Which lines below hold the word "text"? Copy all of them.

(Saved data entries)
━━━

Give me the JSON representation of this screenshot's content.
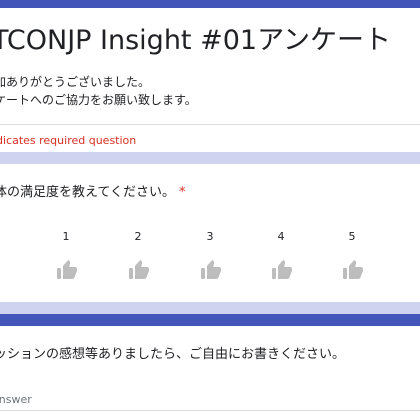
{
  "header": {
    "title": "TCONJP Insight #01アンケート",
    "description_line_1": "加ありがとうございました。",
    "description_line_2": "ケートへのご協力をお願い致します。",
    "required_note": "dicates required question"
  },
  "question_1": {
    "text": "体の満足度を教えてください。",
    "required_marker": "*",
    "scale_labels": [
      "1",
      "2",
      "3",
      "4",
      "5"
    ],
    "scale_icon": "thumbs-up-icon"
  },
  "question_2": {
    "text": "ッションの感想等ありましたら、ご自由にお書きください。",
    "answer_placeholder": "r answer",
    "answer_value": ""
  },
  "colors": {
    "page_background": "#cfd3ef",
    "accent": "#4355b9",
    "required": "#d93025",
    "icon_gray": "#bdbdbd",
    "text": "#202124"
  }
}
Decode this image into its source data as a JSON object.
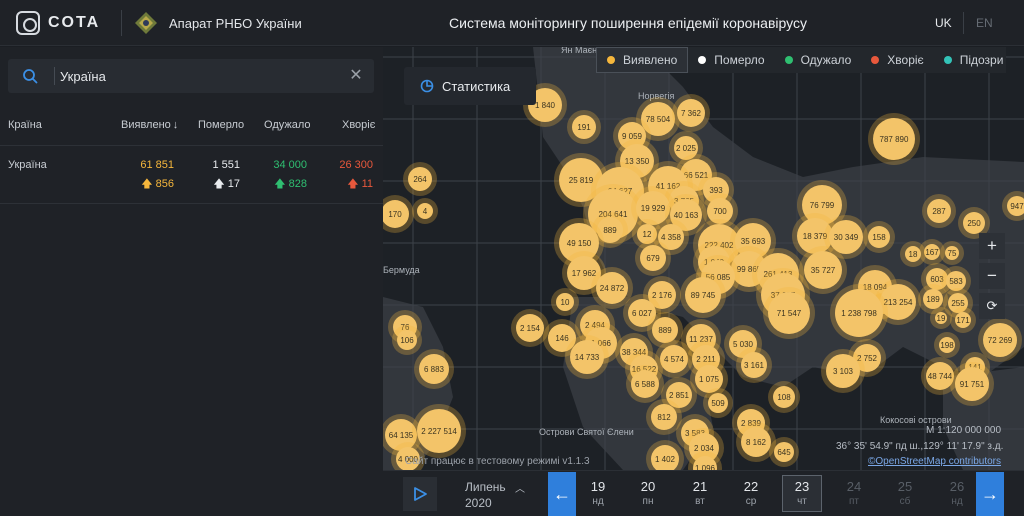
{
  "header": {
    "brand": "COTA",
    "org": "Апарат РНБО України",
    "title": "Система моніторингу поширення епідемії коронавірусу",
    "lang_uk": "UK",
    "lang_en": "EN"
  },
  "sidebar": {
    "search_value": "Україна",
    "columns": [
      "Країна",
      "Виявлено",
      "Померло",
      "Одужало",
      "Хворіє"
    ],
    "sort_icon": "arrow-down-icon",
    "row": {
      "country": "Україна",
      "detected": "61 851",
      "detected_delta": "856",
      "died": "1 551",
      "died_delta": "17",
      "recovered": "34 000",
      "recovered_delta": "828",
      "sick": "26 300",
      "sick_delta": "11"
    }
  },
  "map": {
    "stat_button": "Статистика",
    "legend": [
      {
        "label": "Виявлено",
        "color": "#f6b73c",
        "active": true
      },
      {
        "label": "Померло",
        "color": "#ffffff",
        "active": false
      },
      {
        "label": "Одужало",
        "color": "#2fbf71",
        "active": false
      },
      {
        "label": "Хворіє",
        "color": "#e8583c",
        "active": false
      },
      {
        "label": "Підозри",
        "color": "#33c3b8",
        "active": false
      }
    ],
    "place_labels": [
      "Ян Маєн",
      "Норвегія",
      "Бермуда",
      "Острови Святої Єлени",
      "Кокосові острови"
    ],
    "bubbles": [
      "1 840",
      "191",
      "78 504",
      "7 362",
      "9 059",
      "2 025",
      "787 890",
      "13 350",
      "25 819",
      "64 627",
      "66 521",
      "41 162",
      "393",
      "76 799",
      "3 765",
      "204 641",
      "19 929",
      "40 163",
      "700",
      "264",
      "287",
      "947",
      "170",
      "4",
      "889",
      "12",
      "4 358",
      "18 379",
      "30 349",
      "158",
      "250",
      "49 150",
      "222 402",
      "35 693",
      "167",
      "75",
      "679",
      "1 040",
      "99 865",
      "261 413",
      "35 727",
      "18",
      "603",
      "583",
      "17 962",
      "56 085",
      "18 094",
      "92",
      "24 872",
      "2 176",
      "89 745",
      "37 637",
      "213 254",
      "189",
      "255",
      "10",
      "71 547",
      "1 238 798",
      "19",
      "171",
      "6 027",
      "76",
      "2 494",
      "889",
      "11 237",
      "5 030",
      "72 269",
      "2 154",
      "146",
      "1 066",
      "106",
      "38 344",
      "4 574",
      "2 211",
      "3 161",
      "2 752",
      "198",
      "14 733",
      "16 522",
      "6 883",
      "6 588",
      "1 075",
      "3 103",
      "48 744",
      "141",
      "91 751",
      "2 851",
      "108",
      "509",
      "812",
      "2 839",
      "64 135",
      "2 227 514",
      "3 583",
      "8 162",
      "2 034",
      "645",
      "4 000",
      "1 402",
      "1 096"
    ],
    "scale": "М 1:120 000 000",
    "coords": "36° 35' 54.9\" пд ш.,129° 11' 17.9\" з.д.",
    "attribution": "©OpenStreetMap contributors",
    "test_mode": "Сайт працює в тестовому режимі v1.1.3"
  },
  "timeline": {
    "month": "Липень",
    "year": "2020",
    "days": [
      {
        "n": "19",
        "w": "нд",
        "state": "normal"
      },
      {
        "n": "20",
        "w": "пн",
        "state": "normal"
      },
      {
        "n": "21",
        "w": "вт",
        "state": "normal"
      },
      {
        "n": "22",
        "w": "ср",
        "state": "normal"
      },
      {
        "n": "23",
        "w": "чт",
        "state": "selected"
      },
      {
        "n": "24",
        "w": "пт",
        "state": "dim"
      },
      {
        "n": "25",
        "w": "сб",
        "state": "dim"
      },
      {
        "n": "26",
        "w": "нд",
        "state": "dim"
      }
    ]
  }
}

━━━

TASK RESPONSE
    "text": "体の満足度を教えてください。",
    "text": "ッションの感想等ありましたら、ご自由にお書きください。",
    "text": "#202124"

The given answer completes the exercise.